See the world without leaving a footprint
Our new fortnightly column looks at all the issues affecting travellers who want their journeys to be as ethical as possible.
To travel or not to travel?
Despite the views of the US administration, here at Travel we believe climate change is real. Weekly international journal Nature, which analyses data on the Antarctic ice sheet as an important indicator of climate change, reports that Antarctica's ice has been melting at three times the rate that was predicted. So, should tourists still be visiting the continent and adding extra stress to an already precarious situation?
Latin America travel specialist Viva Expeditions, which has added vessels to its fleet that feature technology allowing them to conserve fuel, lower emissions and adapt to changing conditions to ensure the least impact on the environment and wildlife, believes tourism to Antarctica should continue, to spread awareness of its plight.
"One of the best ways to create awareness is for people to see for themselves the beauty of Antarctica and the challenges it is facing. They can then go home and encourage others," says founder Rachel Williams.
The company is advocating for the continent to co-opt a large group of "Antarctica ambassadors" before 2048, people who have visited the region and who will help educate others about the problems it faces.
The final straws
The elimination of plastic is a major talking point across the travel and hospitality industries, with many establishments taking baby steps towards eradication. The Hilton Waikoloa Village has taken the ban a step further, and is planning to introduce edible seaweed straws later this year. The straws will have different flavours, such as strawberry, to match what you are drinking. Hilton Hotels & Resorts aims to halve its plastic use by 2030, the first steps being the edible straws, energy-efficient in-room technology and locally sourced produce.
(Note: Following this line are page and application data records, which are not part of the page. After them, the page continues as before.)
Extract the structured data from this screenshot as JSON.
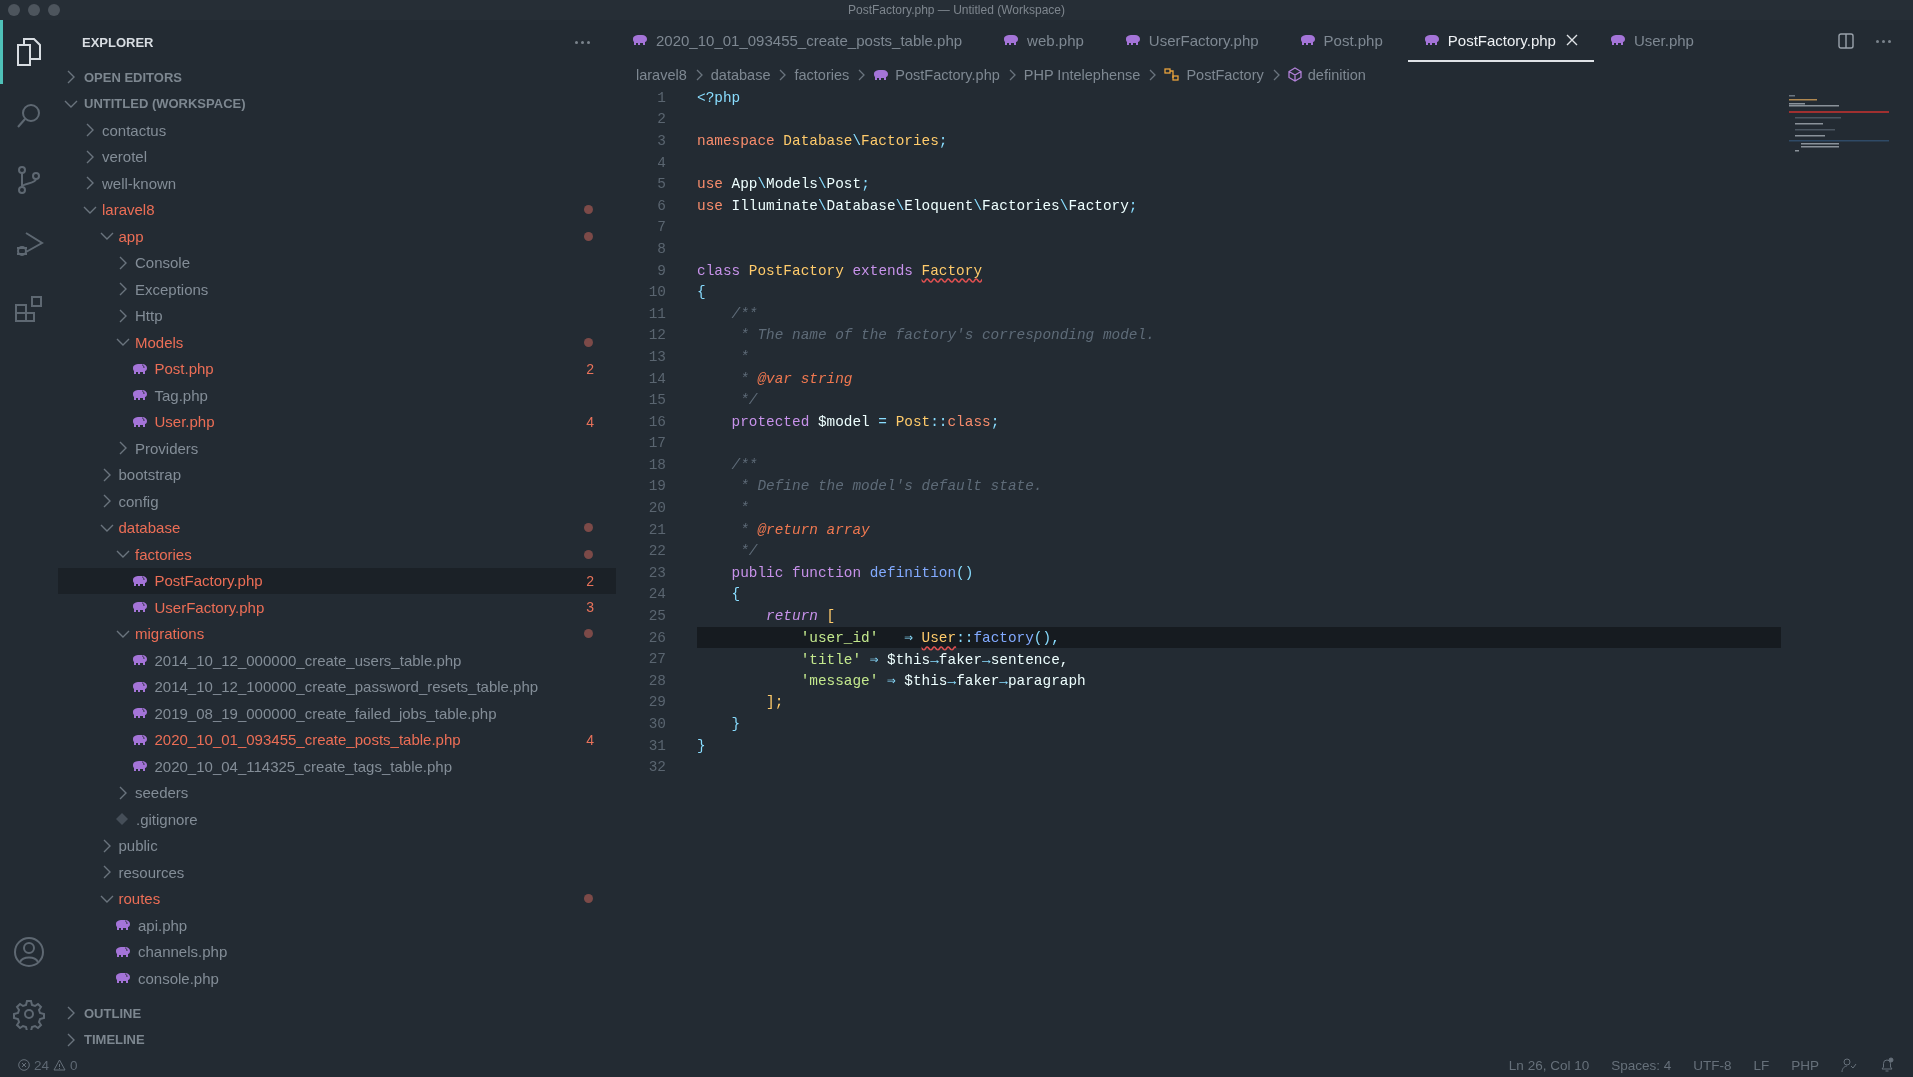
{
  "window": {
    "title": "PostFactory.php — Untitled (Workspace)"
  },
  "activity_bar": {
    "items": [
      {
        "kind": "files",
        "selected": true
      },
      {
        "kind": "search",
        "selected": false
      },
      {
        "kind": "source-control",
        "selected": false
      },
      {
        "kind": "run",
        "selected": false
      },
      {
        "kind": "extensions",
        "selected": false
      }
    ],
    "bottom": [
      {
        "kind": "account"
      },
      {
        "kind": "settings"
      }
    ]
  },
  "explorer": {
    "title": "EXPLORER",
    "sections_top": [
      {
        "label": "OPEN EDITORS",
        "expanded": false
      },
      {
        "label": "UNTITLED (WORKSPACE)",
        "expanded": true
      }
    ],
    "tree": [
      {
        "label": "contactus",
        "kind": "folder",
        "expanded": false,
        "modified": false,
        "dot": false,
        "selected": false
      },
      {
        "label": "verotel",
        "kind": "folder",
        "expanded": false,
        "modified": false,
        "dot": false,
        "selected": false
      },
      {
        "label": "well-known",
        "kind": "folder",
        "expanded": false,
        "modified": false,
        "dot": false,
        "selected": false
      },
      {
        "label": "laravel8",
        "kind": "folder",
        "expanded": true,
        "modified": true,
        "dot": true,
        "selected": false,
        "children": [
          {
            "label": "app",
            "kind": "folder",
            "expanded": true,
            "modified": true,
            "dot": true,
            "selected": false,
            "children": [
              {
                "label": "Console",
                "kind": "folder",
                "expanded": false,
                "modified": false,
                "dot": false,
                "selected": false
              },
              {
                "label": "Exceptions",
                "kind": "folder",
                "expanded": false,
                "modified": false,
                "dot": false,
                "selected": false
              },
              {
                "label": "Http",
                "kind": "folder",
                "expanded": false,
                "modified": false,
                "dot": false,
                "selected": false
              },
              {
                "label": "Models",
                "kind": "folder",
                "expanded": true,
                "modified": true,
                "dot": true,
                "selected": false,
                "children": [
                  {
                    "label": "Post.php",
                    "kind": "php",
                    "modified": true,
                    "badge": "2",
                    "selected": false
                  },
                  {
                    "label": "Tag.php",
                    "kind": "php",
                    "modified": false,
                    "selected": false
                  },
                  {
                    "label": "User.php",
                    "kind": "php",
                    "modified": true,
                    "badge": "4",
                    "selected": false
                  }
                ]
              },
              {
                "label": "Providers",
                "kind": "folder",
                "expanded": false,
                "modified": false,
                "dot": false,
                "selected": false
              }
            ]
          },
          {
            "label": "bootstrap",
            "kind": "folder",
            "expanded": false,
            "modified": false,
            "dot": false,
            "selected": false
          },
          {
            "label": "config",
            "kind": "folder",
            "expanded": false,
            "modified": false,
            "dot": false,
            "selected": false
          },
          {
            "label": "database",
            "kind": "folder",
            "expanded": true,
            "modified": true,
            "dot": true,
            "selected": false,
            "children": [
              {
                "label": "factories",
                "kind": "folder",
                "expanded": true,
                "modified": true,
                "dot": true,
                "selected": false,
                "children": [
                  {
                    "label": "PostFactory.php",
                    "kind": "php",
                    "modified": true,
                    "badge": "2",
                    "selected": true
                  },
                  {
                    "label": "UserFactory.php",
                    "kind": "php",
                    "modified": true,
                    "badge": "3",
                    "selected": false
                  }
                ]
              },
              {
                "label": "migrations",
                "kind": "folder",
                "expanded": true,
                "modified": true,
                "dot": true,
                "selected": false,
                "children": [
                  {
                    "label": "2014_10_12_000000_create_users_table.php",
                    "kind": "php",
                    "modified": false,
                    "selected": false
                  },
                  {
                    "label": "2014_10_12_100000_create_password_resets_table.php",
                    "kind": "php",
                    "modified": false,
                    "selected": false
                  },
                  {
                    "label": "2019_08_19_000000_create_failed_jobs_table.php",
                    "kind": "php",
                    "modified": false,
                    "selected": false
                  },
                  {
                    "label": "2020_10_01_093455_create_posts_table.php",
                    "kind": "php",
                    "modified": true,
                    "badge": "4",
                    "selected": false
                  },
                  {
                    "label": "2020_10_04_114325_create_tags_table.php",
                    "kind": "php",
                    "modified": false,
                    "selected": false
                  }
                ]
              },
              {
                "label": "seeders",
                "kind": "folder",
                "expanded": false,
                "modified": false,
                "dot": false,
                "selected": false
              },
              {
                "label": ".gitignore",
                "kind": "git",
                "modified": false,
                "selected": false
              }
            ]
          },
          {
            "label": "public",
            "kind": "folder",
            "expanded": false,
            "modified": false,
            "dot": false,
            "selected": false
          },
          {
            "label": "resources",
            "kind": "folder",
            "expanded": false,
            "modified": false,
            "dot": false,
            "selected": false
          },
          {
            "label": "routes",
            "kind": "folder",
            "expanded": true,
            "modified": true,
            "dot": true,
            "selected": false,
            "children": [
              {
                "label": "api.php",
                "kind": "php",
                "modified": false,
                "selected": false
              },
              {
                "label": "channels.php",
                "kind": "php",
                "modified": false,
                "selected": false
              },
              {
                "label": "console.php",
                "kind": "php",
                "modified": false,
                "selected": false
              }
            ]
          }
        ]
      }
    ],
    "sections_bottom": [
      {
        "label": "OUTLINE",
        "expanded": false
      },
      {
        "label": "TIMELINE",
        "expanded": false
      }
    ]
  },
  "tabs": [
    {
      "label": "2020_10_01_093455_create_posts_table.php",
      "selected": false
    },
    {
      "label": "web.php",
      "selected": false
    },
    {
      "label": "UserFactory.php",
      "selected": false
    },
    {
      "label": "Post.php",
      "selected": false
    },
    {
      "label": "PostFactory.php",
      "selected": true
    },
    {
      "label": "User.php",
      "selected": false
    }
  ],
  "breadcrumb": [
    {
      "label": "laravel8",
      "kind": "folder"
    },
    {
      "label": "database",
      "kind": "folder"
    },
    {
      "label": "factories",
      "kind": "folder"
    },
    {
      "label": "PostFactory.php",
      "kind": "php"
    },
    {
      "label": "PHP Intelephense",
      "kind": "folder"
    },
    {
      "label": "PostFactory",
      "kind": "class"
    },
    {
      "label": "definition",
      "kind": "method"
    }
  ],
  "code": [
    {
      "number": "1",
      "current": false,
      "tokens": [
        {
          "text": "<?php",
          "kind": "tag"
        }
      ]
    },
    {
      "number": "2",
      "current": false
    },
    {
      "number": "3",
      "current": false,
      "tokens": [
        {
          "text": "namespace ",
          "kind": "kw"
        },
        {
          "text": "Database",
          "kind": "type"
        },
        {
          "text": "\\",
          "kind": "punct"
        },
        {
          "text": "Factories",
          "kind": "type"
        },
        {
          "text": ";",
          "kind": "punct"
        }
      ]
    },
    {
      "number": "4",
      "current": false
    },
    {
      "number": "5",
      "current": false,
      "tokens": [
        {
          "text": "use ",
          "kind": "kw"
        },
        {
          "text": "App",
          "kind": "plain"
        },
        {
          "text": "\\",
          "kind": "punct"
        },
        {
          "text": "Models",
          "kind": "plain"
        },
        {
          "text": "\\",
          "kind": "punct"
        },
        {
          "text": "Post",
          "kind": "plain"
        },
        {
          "text": ";",
          "kind": "punct"
        }
      ]
    },
    {
      "number": "6",
      "current": false,
      "tokens": [
        {
          "text": "use ",
          "kind": "kw"
        },
        {
          "text": "Illuminate",
          "kind": "plain"
        },
        {
          "text": "\\",
          "kind": "punct"
        },
        {
          "text": "Database",
          "kind": "plain"
        },
        {
          "text": "\\",
          "kind": "punct"
        },
        {
          "text": "Eloquent",
          "kind": "plain"
        },
        {
          "text": "\\",
          "kind": "punct"
        },
        {
          "text": "Factories",
          "kind": "plain"
        },
        {
          "text": "\\",
          "kind": "punct"
        },
        {
          "text": "Factory",
          "kind": "plain"
        },
        {
          "text": ";",
          "kind": "punct"
        }
      ]
    },
    {
      "number": "7",
      "current": false
    },
    {
      "number": "8",
      "current": false
    },
    {
      "number": "9",
      "current": false,
      "tokens": [
        {
          "text": "class ",
          "kind": "storage"
        },
        {
          "text": "PostFactory ",
          "kind": "type"
        },
        {
          "text": "extends ",
          "kind": "storage"
        },
        {
          "text": "Factory",
          "kind": "flagged"
        }
      ]
    },
    {
      "number": "10",
      "current": false,
      "tokens": [
        {
          "text": "{",
          "kind": "punct"
        }
      ]
    },
    {
      "number": "11",
      "current": false,
      "tokens": [
        {
          "text": "    /**",
          "kind": "comment"
        }
      ]
    },
    {
      "number": "12",
      "current": false,
      "tokens": [
        {
          "text": "     * The name of the factory's corresponding model.",
          "kind": "comment"
        }
      ]
    },
    {
      "number": "13",
      "current": false,
      "tokens": [
        {
          "text": "     *",
          "kind": "comment"
        }
      ]
    },
    {
      "number": "14",
      "current": false,
      "tokens": [
        {
          "text": "     * ",
          "kind": "comment"
        },
        {
          "text": "@var string",
          "kind": "doctag"
        }
      ]
    },
    {
      "number": "15",
      "current": false,
      "tokens": [
        {
          "text": "     */",
          "kind": "comment"
        }
      ]
    },
    {
      "number": "16",
      "current": false,
      "tokens": [
        {
          "text": "    protected ",
          "kind": "storage"
        },
        {
          "text": "$model ",
          "kind": "plain"
        },
        {
          "text": "= ",
          "kind": "punct"
        },
        {
          "text": "Post",
          "kind": "type"
        },
        {
          "text": "::",
          "kind": "punct"
        },
        {
          "text": "class",
          "kind": "kw"
        },
        {
          "text": ";",
          "kind": "punct"
        }
      ]
    },
    {
      "number": "17",
      "current": false
    },
    {
      "number": "18",
      "current": false,
      "tokens": [
        {
          "text": "    /**",
          "kind": "comment"
        }
      ]
    },
    {
      "number": "19",
      "current": false,
      "tokens": [
        {
          "text": "     * Define the model's default state.",
          "kind": "comment"
        }
      ]
    },
    {
      "number": "20",
      "current": false,
      "tokens": [
        {
          "text": "     *",
          "kind": "comment"
        }
      ]
    },
    {
      "number": "21",
      "current": false,
      "tokens": [
        {
          "text": "     * ",
          "kind": "comment"
        },
        {
          "text": "@return array",
          "kind": "doctag"
        }
      ]
    },
    {
      "number": "22",
      "current": false,
      "tokens": [
        {
          "text": "     */",
          "kind": "comment"
        }
      ]
    },
    {
      "number": "23",
      "current": false,
      "tokens": [
        {
          "text": "    public function ",
          "kind": "storage"
        },
        {
          "text": "definition",
          "kind": "func"
        },
        {
          "text": "()",
          "kind": "punct"
        }
      ]
    },
    {
      "number": "24",
      "current": false,
      "tokens": [
        {
          "text": "    {",
          "kind": "punct"
        }
      ]
    },
    {
      "number": "25",
      "current": false,
      "tokens": [
        {
          "text": "        return ",
          "kind": "ret"
        },
        {
          "text": "[",
          "kind": "type"
        }
      ]
    },
    {
      "number": "26",
      "current": true,
      "tokens": [
        {
          "text": "            'user_id'",
          "kind": "str"
        },
        {
          "text": "   ⇒ ",
          "kind": "punct"
        },
        {
          "text": "User",
          "kind": "flagged"
        },
        {
          "text": "::",
          "kind": "punct"
        },
        {
          "text": "factory",
          "kind": "func"
        },
        {
          "text": "(),",
          "kind": "punct"
        }
      ]
    },
    {
      "number": "27",
      "current": false,
      "tokens": [
        {
          "text": "            'title'",
          "kind": "str"
        },
        {
          "text": " ⇒ ",
          "kind": "punct"
        },
        {
          "text": "$this",
          "kind": "var"
        },
        {
          "text": "→",
          "kind": "punct"
        },
        {
          "text": "faker",
          "kind": "plain"
        },
        {
          "text": "→",
          "kind": "punct"
        },
        {
          "text": "sentence,",
          "kind": "plain"
        }
      ]
    },
    {
      "number": "28",
      "current": false,
      "tokens": [
        {
          "text": "            'message'",
          "kind": "str"
        },
        {
          "text": " ⇒ ",
          "kind": "punct"
        },
        {
          "text": "$this",
          "kind": "var"
        },
        {
          "text": "→",
          "kind": "punct"
        },
        {
          "text": "faker",
          "kind": "plain"
        },
        {
          "text": "→",
          "kind": "punct"
        },
        {
          "text": "paragraph",
          "kind": "plain"
        }
      ]
    },
    {
      "number": "29",
      "current": false,
      "tokens": [
        {
          "text": "        ];",
          "kind": "type"
        }
      ]
    },
    {
      "number": "30",
      "current": false,
      "tokens": [
        {
          "text": "    }",
          "kind": "punct"
        }
      ]
    },
    {
      "number": "31",
      "current": false,
      "tokens": [
        {
          "text": "}",
          "kind": "punct"
        }
      ]
    },
    {
      "number": "32",
      "current": false
    }
  ],
  "status_bar": {
    "errors": "24",
    "warnings": "0",
    "items": [
      "Ln 26, Col 10",
      "Spaces: 4",
      "UTF-8",
      "LF",
      "PHP"
    ]
  }
}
The people of Fiji are known for their generosity of spirit, and staff at the Coral Coast's Outrigger Fiji Beach Resort continue to give back to their local community with their Community Tourism initiative. Recent projects include a new kindergarten named after former AFL player Eddie Betts, who helped fund the project, and two new classrooms, a computer room, a library and a meeting hall for Sigatoka Valley's Conua School. Other projects the hotel has helped fundraise for include facilities for Sigatoka District Hospital.
Guests of the hotel have the opportunity to participate in these events or volunteer their time to the resort's engineering team for a range of tasks. This gives them a chance to spend some time with the "real Fiji" and give something back to the island nation that welcomes so many of us with open arms.
Help yourself. No, really!
Hotels have realised that it's in their best interests — and that of the environment — if they encourage their guests to take home the half-empty bottles of tiny toiletries following a hotel stay. The alternative sees the hotel having to dispose of the bottles itself. However, if guests take the toiletries home, not only will they use up all the products or save them for future trips, but they could potentially keep the mini bottles as refillable containers.
Locally, Heritage & CityLife hotels are providing recyclable goodie bags in their hotel rooms so guests can take home partially used hair and body products to finish them up. Great initiative.
Paul Hellier, currently riding from Hanoi to Bangkok with Intrepid Travel on the Peloton Against Plastic, has a tip for reducing your use of single-use plastic.
"Change your sweet tooth. When you're looking for a sugar rush at the end of the day, be aware that the chocolate bars you enjoy at home might be wrapped in plastic. Choose a local alternative – check out the amazing fruit."